Please tally the lines in the records that include the word "photo" and answer with the bare number.
----- Material shown
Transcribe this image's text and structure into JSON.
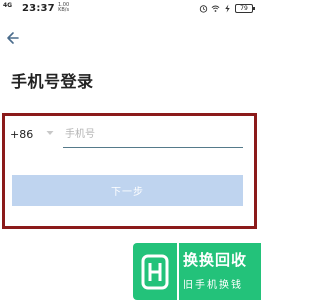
{
  "status_bar": {
    "signal": "4G",
    "time": "23:37",
    "net_speed_value": "1.00",
    "net_speed_unit": "KB/s",
    "battery": "79"
  },
  "header": {
    "title": "手机号登录"
  },
  "login_form": {
    "country_code": "+86",
    "phone_placeholder": "手机号",
    "phone_value": "",
    "next_label": "下一步"
  },
  "watermark": {
    "title": "换换回收",
    "subtitle": "旧手机换钱"
  },
  "colors": {
    "highlight_frame": "#8b1a1a",
    "next_button_bg": "#bfd4ef",
    "input_underline": "#557a8a",
    "watermark_green": "#23c27a"
  }
}
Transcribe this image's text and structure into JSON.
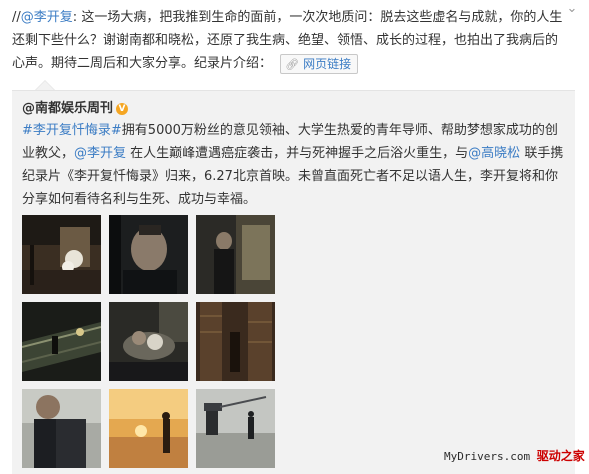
{
  "post": {
    "prefix": "//",
    "mention": "@李开复",
    "colon": ":",
    "body": "这一场大病，把我推到生命的面前，一次次地质问：脱去这些虚名与成就，你的人生还剩下些什么？谢谢南都和晓松，还原了我生病、绝望、领悟、成长的过程，也拍出了我病后的心声。期待二周后和大家分享。纪录片介绍：",
    "web_link_label": "网页链接",
    "web_link_icon": "link-icon"
  },
  "repost": {
    "author": "@南都娱乐周刊",
    "verified_icon": "verified-badge-icon",
    "verified_glyph": "V",
    "hashtag": "#李开复忏悔录#",
    "text1": "拥有5000万粉丝的意见领袖、大学生热爱的青年导师、帮助梦想家成功的创业教父，",
    "mention1": "@李开复",
    "text2": " 在人生巅峰遭遇癌症袭击，并与死神握手之后浴火重生，与",
    "mention2": "@高晓松",
    "text3": " 联手携纪录片《李开复忏悔录》归来，6.27北京首映。未曾直面死亡者不足以语人生，李开复将和你分享如何看待名利与生死、成功与幸福。",
    "images": [
      {
        "name": "photo-1"
      },
      {
        "name": "photo-2"
      },
      {
        "name": "photo-3"
      },
      {
        "name": "photo-4"
      },
      {
        "name": "photo-5"
      },
      {
        "name": "photo-6"
      },
      {
        "name": "photo-7"
      },
      {
        "name": "photo-8"
      },
      {
        "name": "photo-9"
      }
    ]
  },
  "chevron_glyph": "⌄",
  "watermark": {
    "site": "MyDrivers.com",
    "cn": "驱动之家"
  }
}
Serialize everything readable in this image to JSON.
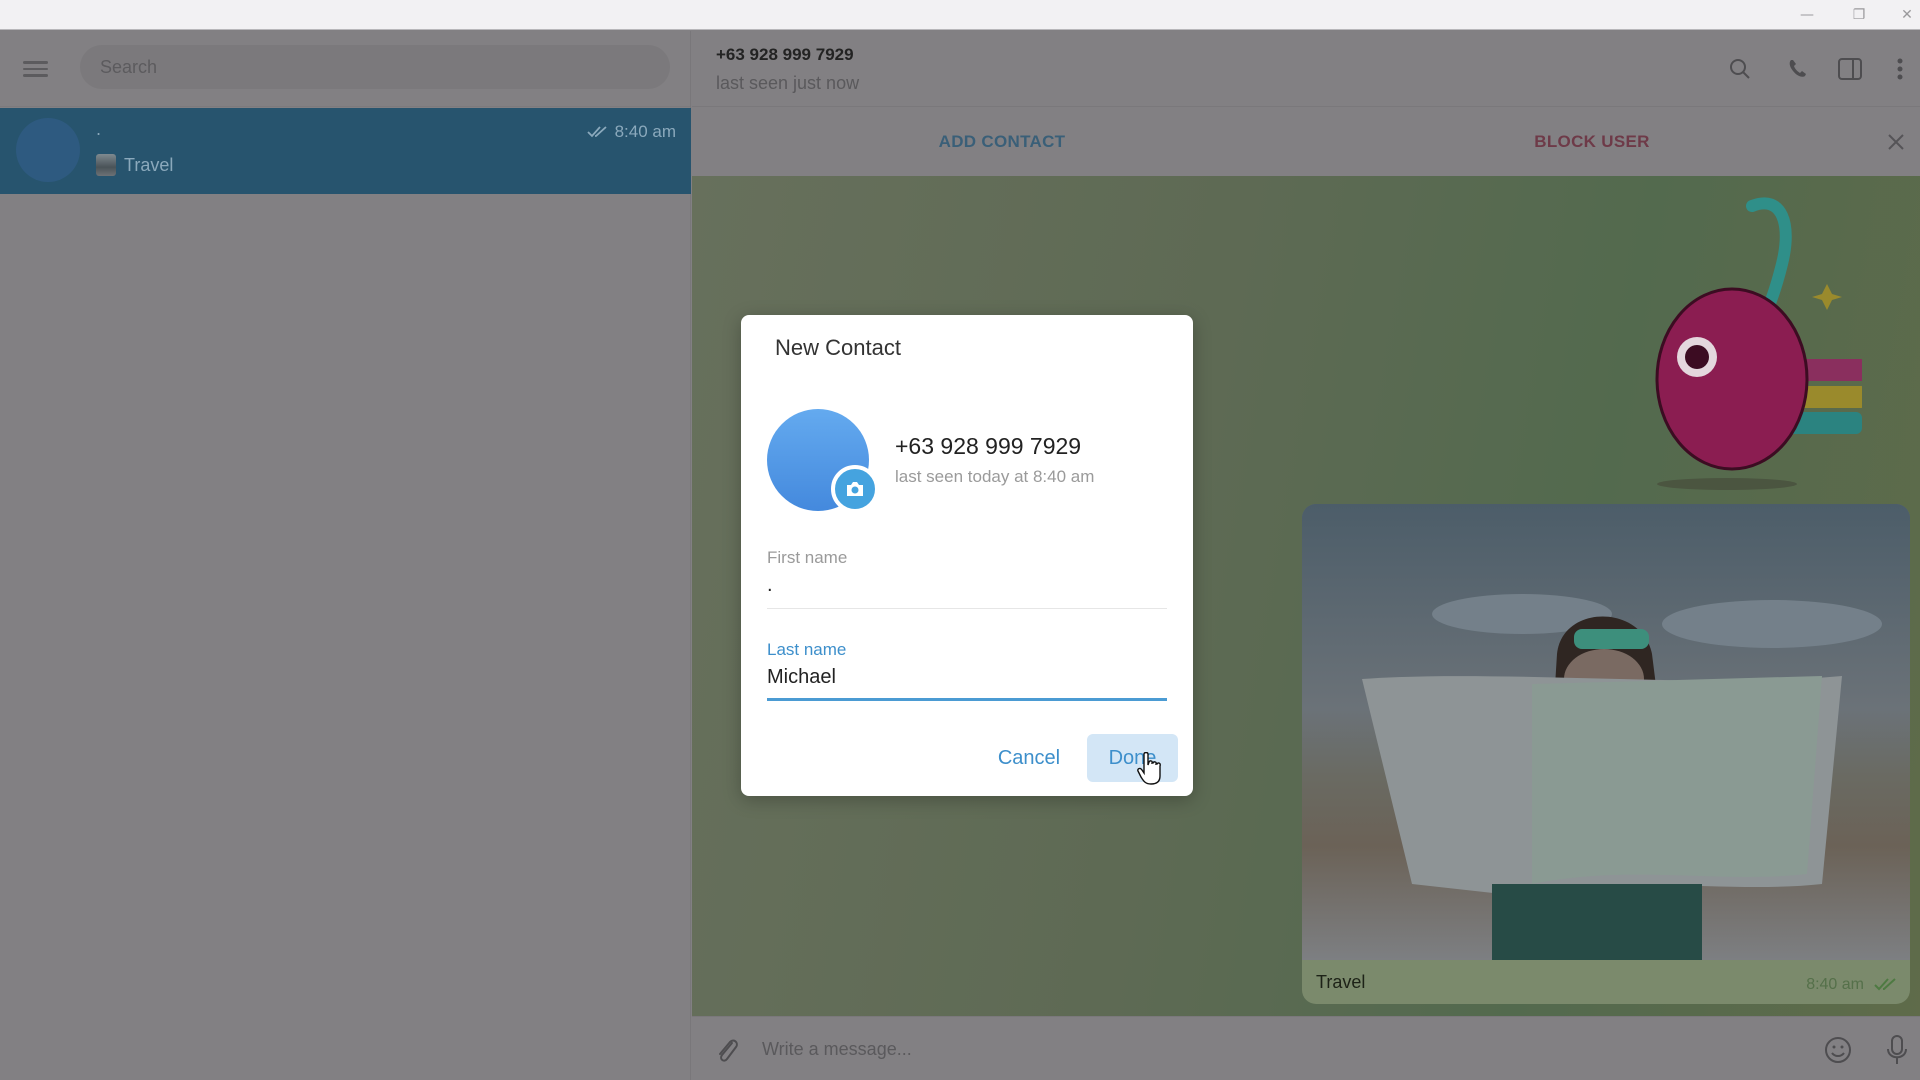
{
  "window": {
    "controls": {
      "minimize": "—",
      "restore": "❐",
      "close": "✕"
    }
  },
  "sidebar": {
    "search_placeholder": "Search",
    "menu_icon": "hamburger-menu-icon",
    "badge_icon": "telegram-logo-icon",
    "chats": [
      {
        "name": ".",
        "time": "8:40 am",
        "status": "read",
        "preview": "Travel",
        "selected": true
      }
    ]
  },
  "chat": {
    "peer_name": "+63 928 999 7929",
    "peer_status": "last seen just now",
    "header_icons": [
      "search-icon",
      "phone-icon",
      "sidebar-toggle-icon",
      "more-vertical-icon"
    ],
    "action_bar": {
      "add_contact": "ADD CONTACT",
      "block_user": "BLOCK USER"
    },
    "messages": [
      {
        "type": "sticker",
        "description": "cherry sticker"
      },
      {
        "type": "photo",
        "caption": "Travel",
        "time": "8:40 am",
        "status": "read"
      }
    ],
    "composer": {
      "placeholder": "Write a message..."
    }
  },
  "dialog": {
    "title": "New Contact",
    "phone": "+63 928 999 7929",
    "last_seen": "last seen today at 8:40 am",
    "first_name": {
      "label": "First name",
      "value": "."
    },
    "last_name": {
      "label": "Last name",
      "value": "Michael"
    },
    "cancel_label": "Cancel",
    "done_label": "Done"
  },
  "colors": {
    "accent": "#3d8fcb",
    "selected_chat": "#27546e",
    "block_red": "#6e3a48"
  }
}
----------
-- Your solution --
10